An Example of Asymmetrical Distributary Channel Bifurcation in the Turonian Ferron Notom Delta near Hanksville, Utah
Delta distributary networks result from successive downstream bifurcations, which split the river discharge and sediment load. Distributary channel bifurcations are commonly uneven, forming asymmetrical channel belts. Asymmetrical bifurcations are ubiquitous and well documented in modern delta studies. Detailed facies architectural studies of ancient outcrop examples, however, are uncommon. This paper documents the geometry and facies architecture of one such example.

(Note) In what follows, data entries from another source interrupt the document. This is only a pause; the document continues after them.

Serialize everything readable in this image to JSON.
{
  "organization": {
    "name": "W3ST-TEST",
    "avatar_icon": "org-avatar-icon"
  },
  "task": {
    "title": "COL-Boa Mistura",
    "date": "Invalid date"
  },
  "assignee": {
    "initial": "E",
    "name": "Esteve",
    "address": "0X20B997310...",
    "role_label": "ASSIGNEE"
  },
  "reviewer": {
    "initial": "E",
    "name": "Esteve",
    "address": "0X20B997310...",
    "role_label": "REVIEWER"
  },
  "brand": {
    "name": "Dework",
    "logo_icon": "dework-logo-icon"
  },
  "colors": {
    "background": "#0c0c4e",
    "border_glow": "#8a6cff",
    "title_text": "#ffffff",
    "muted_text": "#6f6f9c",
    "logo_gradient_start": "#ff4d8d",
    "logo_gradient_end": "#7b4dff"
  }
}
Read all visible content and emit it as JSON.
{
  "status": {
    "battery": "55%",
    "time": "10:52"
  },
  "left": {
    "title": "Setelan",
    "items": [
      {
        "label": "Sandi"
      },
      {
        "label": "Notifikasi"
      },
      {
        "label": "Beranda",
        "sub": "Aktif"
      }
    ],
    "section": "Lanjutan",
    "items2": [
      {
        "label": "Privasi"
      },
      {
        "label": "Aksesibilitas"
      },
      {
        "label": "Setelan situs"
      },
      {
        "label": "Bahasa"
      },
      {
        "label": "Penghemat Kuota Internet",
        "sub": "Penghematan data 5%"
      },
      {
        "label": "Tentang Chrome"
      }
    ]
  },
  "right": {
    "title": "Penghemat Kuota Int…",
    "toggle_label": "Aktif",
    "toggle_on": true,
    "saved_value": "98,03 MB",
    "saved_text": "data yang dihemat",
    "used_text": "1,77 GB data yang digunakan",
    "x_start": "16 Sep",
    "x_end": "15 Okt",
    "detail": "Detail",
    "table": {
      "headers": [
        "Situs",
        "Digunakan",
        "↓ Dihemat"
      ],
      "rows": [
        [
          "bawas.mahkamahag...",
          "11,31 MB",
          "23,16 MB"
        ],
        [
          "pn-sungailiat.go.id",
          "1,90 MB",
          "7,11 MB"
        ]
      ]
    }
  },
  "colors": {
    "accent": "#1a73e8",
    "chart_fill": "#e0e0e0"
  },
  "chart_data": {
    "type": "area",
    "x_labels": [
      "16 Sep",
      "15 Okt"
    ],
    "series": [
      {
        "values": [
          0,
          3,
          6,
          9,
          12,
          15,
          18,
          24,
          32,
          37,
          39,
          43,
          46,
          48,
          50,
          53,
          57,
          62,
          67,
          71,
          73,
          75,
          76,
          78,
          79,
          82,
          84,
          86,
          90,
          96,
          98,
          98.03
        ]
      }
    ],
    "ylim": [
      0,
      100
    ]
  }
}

A gooseneck-shaped canyon provides 3-D outcrop exposure of a major and subordinate channel belts. The channel belts and their associated levee deposits were correlated and mapped through 27 measured stratigraphic section, high resolution photomosaics, and bedding diagrams. Both channels show an erosional base and are mainly filled with medium grained cross bedded sandstone, meter scale large inclined beds, ripple cross laminated sandstone, and finer grained heterolithic abandoned channel fills. Tidal and wave influence is observed locally. Levees thin away from the channel and are composed of very fine grained planar laminated and climbing ripple cross laminated sandstone.
The major channel belt has a width of about 200m and preserved thickness up to 6m. Internally it shows a multilateral pattern. Its forming channel has a minimum width about 20m and depth about 5m, as estimated from preserved channel and bar forms. The subordinate channel belt, which splits from the major channel belt, has a width of about 60m and thickness up to 4.5m. Its forming channel has a minimum width about 15m and depth about 4m. Internally, it is characterized by a transition from laterally accretion pattern to vertical aggradation, which is interpreted to represent gradual filling and abandonment of the channel.
AAPG Search and Discovery Article #90142 © 2012 AAPG Annual Convention and Exhibition, April 22-25, 2012, Long Beach, California